> In summary, the strongest feature touted by sctc is that chroot() is vulerable
> to buffer overflows. In my eyes, this means that if a proxy were to get
> subverted, it would not take much to subvert the chroot() setuid() calls and
> gain full access over the firewall. I would like to hear if anyone has
> comments on this issue..??
To clarify, the chroot() call itself is not vulerable to buffer
overflows, but a process may "escape" from the chrooted environment.
Overrunning a fixed size buffer is a classic bug in servers which
attackers use to cause the server process to execute the attackers
instructions. Once the attacker is able to get his/her code called,
they may be able to get through the firewall. They can make system
calls, including networking calls to the internal network or calling
mknod() to create a new device to access the entire file system.
If you are running on a stock operating system, using chroot() and
setuid() calls appropriately will make your system more secure, but
they are not going to be as bullet-proof as mandatory access controls
enforced by the operating system -- in Sidewinder these controls are

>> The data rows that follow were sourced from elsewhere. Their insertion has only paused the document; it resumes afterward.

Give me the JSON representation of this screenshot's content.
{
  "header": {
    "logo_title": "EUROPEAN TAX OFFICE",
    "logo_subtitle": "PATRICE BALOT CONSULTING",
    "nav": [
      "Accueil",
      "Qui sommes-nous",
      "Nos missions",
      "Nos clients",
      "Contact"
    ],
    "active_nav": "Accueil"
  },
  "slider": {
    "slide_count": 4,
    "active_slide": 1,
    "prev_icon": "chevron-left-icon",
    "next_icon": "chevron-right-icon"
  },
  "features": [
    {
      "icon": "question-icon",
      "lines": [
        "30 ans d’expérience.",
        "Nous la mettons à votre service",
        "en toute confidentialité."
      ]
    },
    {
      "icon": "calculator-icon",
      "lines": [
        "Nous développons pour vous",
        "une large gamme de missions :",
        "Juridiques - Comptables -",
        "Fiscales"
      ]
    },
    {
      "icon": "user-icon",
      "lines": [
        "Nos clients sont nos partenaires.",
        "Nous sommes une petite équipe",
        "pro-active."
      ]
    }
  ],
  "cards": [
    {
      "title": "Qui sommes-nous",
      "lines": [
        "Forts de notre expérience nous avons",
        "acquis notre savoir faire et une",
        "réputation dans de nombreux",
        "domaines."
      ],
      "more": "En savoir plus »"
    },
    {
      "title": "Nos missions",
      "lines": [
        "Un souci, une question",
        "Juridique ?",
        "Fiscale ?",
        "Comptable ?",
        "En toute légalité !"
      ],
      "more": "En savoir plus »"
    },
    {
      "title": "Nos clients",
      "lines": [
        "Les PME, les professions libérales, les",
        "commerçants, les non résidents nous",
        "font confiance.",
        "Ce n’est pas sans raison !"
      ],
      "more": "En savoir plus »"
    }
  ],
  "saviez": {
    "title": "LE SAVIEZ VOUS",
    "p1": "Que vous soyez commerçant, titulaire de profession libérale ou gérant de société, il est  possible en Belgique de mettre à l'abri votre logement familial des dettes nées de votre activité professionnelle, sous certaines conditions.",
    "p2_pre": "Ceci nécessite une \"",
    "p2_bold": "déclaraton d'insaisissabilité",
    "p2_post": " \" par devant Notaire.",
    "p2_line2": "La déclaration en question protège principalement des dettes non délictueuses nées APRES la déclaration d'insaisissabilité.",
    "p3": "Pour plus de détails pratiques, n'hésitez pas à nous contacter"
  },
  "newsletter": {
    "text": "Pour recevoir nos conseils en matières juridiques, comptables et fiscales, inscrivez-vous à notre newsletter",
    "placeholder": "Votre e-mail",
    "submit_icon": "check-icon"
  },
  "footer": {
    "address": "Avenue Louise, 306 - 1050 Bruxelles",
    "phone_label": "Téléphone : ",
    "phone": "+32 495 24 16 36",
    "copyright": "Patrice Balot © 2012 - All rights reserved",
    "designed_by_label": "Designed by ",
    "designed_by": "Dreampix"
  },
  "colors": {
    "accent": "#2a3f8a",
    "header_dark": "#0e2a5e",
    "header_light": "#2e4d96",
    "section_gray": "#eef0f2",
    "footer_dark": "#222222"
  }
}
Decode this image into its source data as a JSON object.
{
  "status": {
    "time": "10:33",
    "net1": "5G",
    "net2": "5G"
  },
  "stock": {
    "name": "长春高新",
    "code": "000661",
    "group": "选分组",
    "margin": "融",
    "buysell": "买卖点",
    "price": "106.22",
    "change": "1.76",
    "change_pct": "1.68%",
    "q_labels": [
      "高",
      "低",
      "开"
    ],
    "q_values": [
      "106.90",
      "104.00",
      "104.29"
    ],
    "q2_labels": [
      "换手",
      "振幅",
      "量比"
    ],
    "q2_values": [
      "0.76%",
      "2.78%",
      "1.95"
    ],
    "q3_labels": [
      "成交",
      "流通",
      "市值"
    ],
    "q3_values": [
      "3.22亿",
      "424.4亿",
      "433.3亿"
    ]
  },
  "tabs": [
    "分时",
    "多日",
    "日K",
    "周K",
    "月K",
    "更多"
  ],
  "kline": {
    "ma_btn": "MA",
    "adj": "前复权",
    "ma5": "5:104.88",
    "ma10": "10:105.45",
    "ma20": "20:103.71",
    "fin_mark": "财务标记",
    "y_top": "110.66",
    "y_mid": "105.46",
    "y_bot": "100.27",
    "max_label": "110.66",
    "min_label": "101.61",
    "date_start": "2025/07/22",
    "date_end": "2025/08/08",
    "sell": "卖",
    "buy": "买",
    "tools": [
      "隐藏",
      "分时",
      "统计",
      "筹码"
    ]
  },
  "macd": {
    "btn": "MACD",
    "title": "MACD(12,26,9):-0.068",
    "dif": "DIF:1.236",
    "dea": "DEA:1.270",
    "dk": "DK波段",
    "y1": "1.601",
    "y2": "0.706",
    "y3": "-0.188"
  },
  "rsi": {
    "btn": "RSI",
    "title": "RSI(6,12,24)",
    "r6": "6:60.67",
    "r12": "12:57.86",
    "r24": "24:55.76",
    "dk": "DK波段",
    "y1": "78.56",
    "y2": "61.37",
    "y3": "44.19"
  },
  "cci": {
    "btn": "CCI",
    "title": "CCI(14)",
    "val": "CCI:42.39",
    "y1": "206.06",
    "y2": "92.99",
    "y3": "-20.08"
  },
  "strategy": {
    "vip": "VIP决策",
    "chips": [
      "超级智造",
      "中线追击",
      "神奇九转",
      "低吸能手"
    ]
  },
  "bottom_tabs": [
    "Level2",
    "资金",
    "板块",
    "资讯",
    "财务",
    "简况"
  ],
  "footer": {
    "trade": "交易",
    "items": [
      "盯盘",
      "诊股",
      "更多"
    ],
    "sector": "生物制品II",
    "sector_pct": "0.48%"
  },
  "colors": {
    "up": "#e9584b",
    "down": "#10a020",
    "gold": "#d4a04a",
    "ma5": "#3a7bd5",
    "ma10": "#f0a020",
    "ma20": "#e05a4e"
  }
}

provided by type enforcement and network seperation.
Ted Stockwell, stockwel @